While this premise and set-up is fascinating, the slow unveiling of the murder isn't. Both Damon and Emily remain flat characters, never truly coming alive, and the story itself drags, bogged down by clunky chapters of Damon running through the woods, trying to remember what happened the night his girlfriend died, and Emily perusing her father's bunkers for clues of his guilt. Although the eventual reveal is satisfactory, the book as a whole is dull and forgettable. For fans of Christopher, I am afraid this will wind up being nothing more than a disappointment. And for those new to her work, do yourself a favor and pick up Stolen. It'll blow your mind; promise.
Title: The Chocolate Temptation (Amour et Chocolat, #6)
Author: Laura Florand
Rating: 4 Stars
Release Date: January End, 2014
I practically squealed when I realized that The Chocolate Temptation finally took us deeper into these delectable kitchens than the previous novels ever have. Patrick is in charge of Sarah and, as always, Florand is the master of sexual tension. If you thought the heat from the ovens was hot, think again, because the steam between these two as they brush against each other in the kitchens is sizzling. Patrick, for instance, can't stop thinking about Sarah - about the concentration with which she does her work, her pure dedication to perfecting the art of cooking, and the passion she throws into work, tiring day after tiring day. On the other hand, Sarah cannot help but admire Patrick's talent, all while hating the way he will break her heart someday, even without realizing it.
As Sarah and Patrick get closer, however, they begin to realize that their facades of perfection are just that: masks. For me, the Florand's novels always have a two-fold appeal. One: the tension. As I keep mentioning, Florand's writing is divine. It just curls its way into your heart, creating emotion where there was none before. And two: the depth. Each of Florand's novels are romances about broken individuals, not necessarily broken in the same way or to the same degree, but who have barriers around their lives. What I particularly love is that she tackles a new issue with every one of her books, making them all such a delight to read. With Sarah and Patrick, both of them suffer from severe insecurity. Sarah, as a replacement child for the son who was killed in North Korea, never feels as if she's up to the mark and Patrick, a foster child, feels the same.

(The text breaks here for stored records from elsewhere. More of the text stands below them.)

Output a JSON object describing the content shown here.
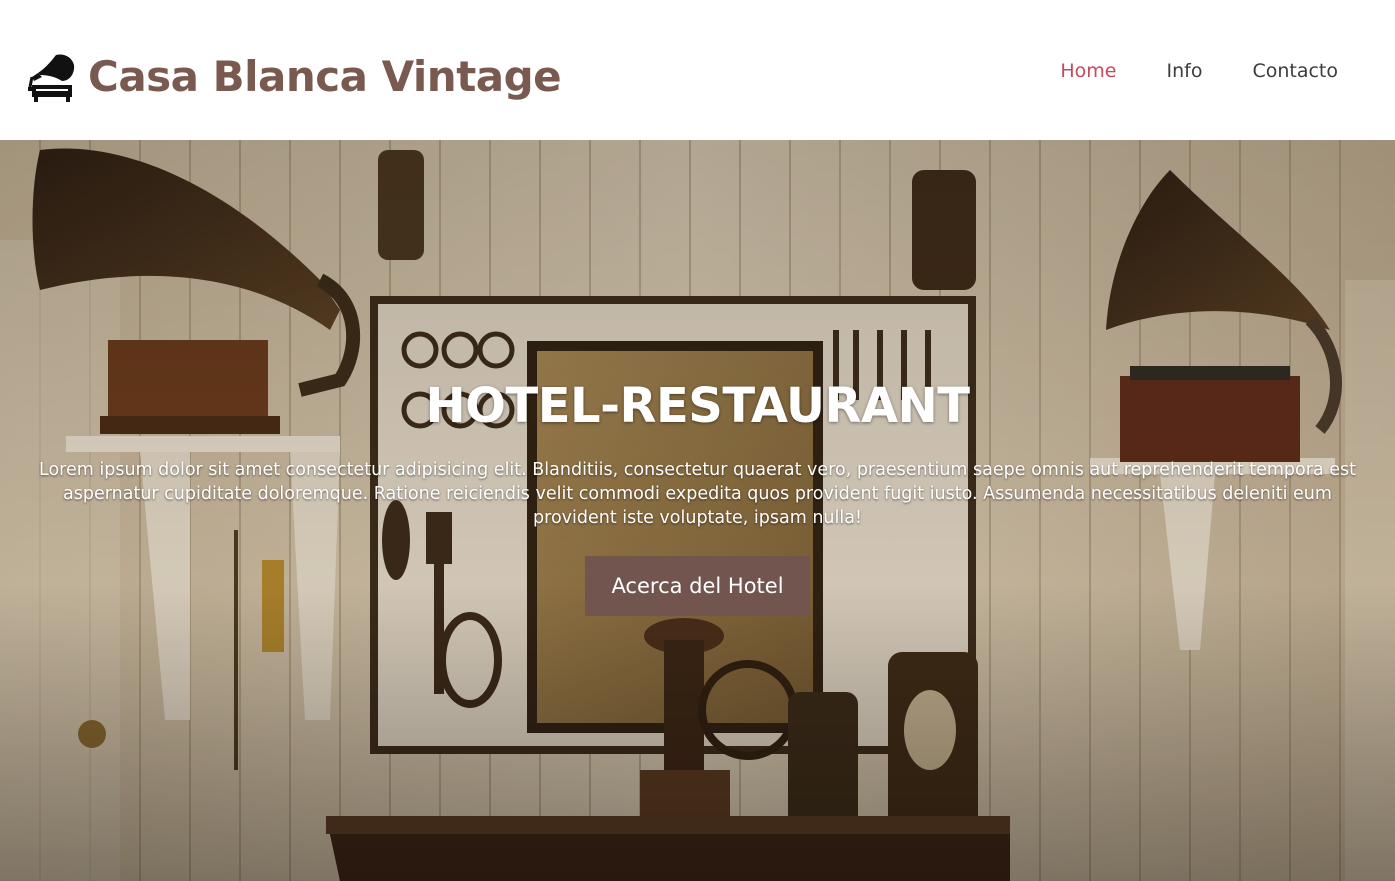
{
  "header": {
    "logo_icon": "gramophone-icon",
    "brand_title": "Casa Blanca Vintage",
    "nav": [
      {
        "label": "Home",
        "active": true
      },
      {
        "label": "Info",
        "active": false
      },
      {
        "label": "Contacto",
        "active": false
      }
    ]
  },
  "hero": {
    "title": "HOTEL-RESTAURANT",
    "text": "Lorem ipsum dolor sit amet consectetur adipisicing elit. Blanditiis, consectetur quaerat vero, praesentium saepe omnis aut reprehenderit tempora est aspernatur cupiditate doloremque. Ratione reiciendis velit commodi expedita quos provident fugit iusto. Assumenda necessitatibus deleniti eum provident iste voluptate, ipsam nulla!",
    "button_label": "Acerca del Hotel"
  },
  "colors": {
    "brand": "#7a5a50",
    "nav_active": "#c7495e",
    "nav_text": "#3d3d3d",
    "button_bg": "#735550"
  }
}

Nevertheless, seeing them work through their struggles and find a way to trust and support one another was heart-warming.
Moreover, what I really love about Sarah and Patrick's relationship is that each of them have different dreams, but make conscious efforts to pursue them. Sarah, for instance, was a successful engineer in Caltech but she left her home and family behind to begin her life-long wish of sugar-making. Both the courage and guilt Sarah feels at pursuing her own dream, selfishly some would say, is depicted perfectly. Similarly, Patrick who - ironically - wishes he could be an engineer undergoes a mental journey as he realizes that dreams change with time and what he wanted as a twelve-year-old boy is not necessarily what he wants as a man now. Florand always touches upon such honest aspects of adult life with her novels that I feel enriched having read them. While the last few chapters of this book could veer on the lovey-dovey side, her books never fail to sate my thirst and bring a smile upon my face. Just as I expected, The Chocolate Temptation is a winner; another one.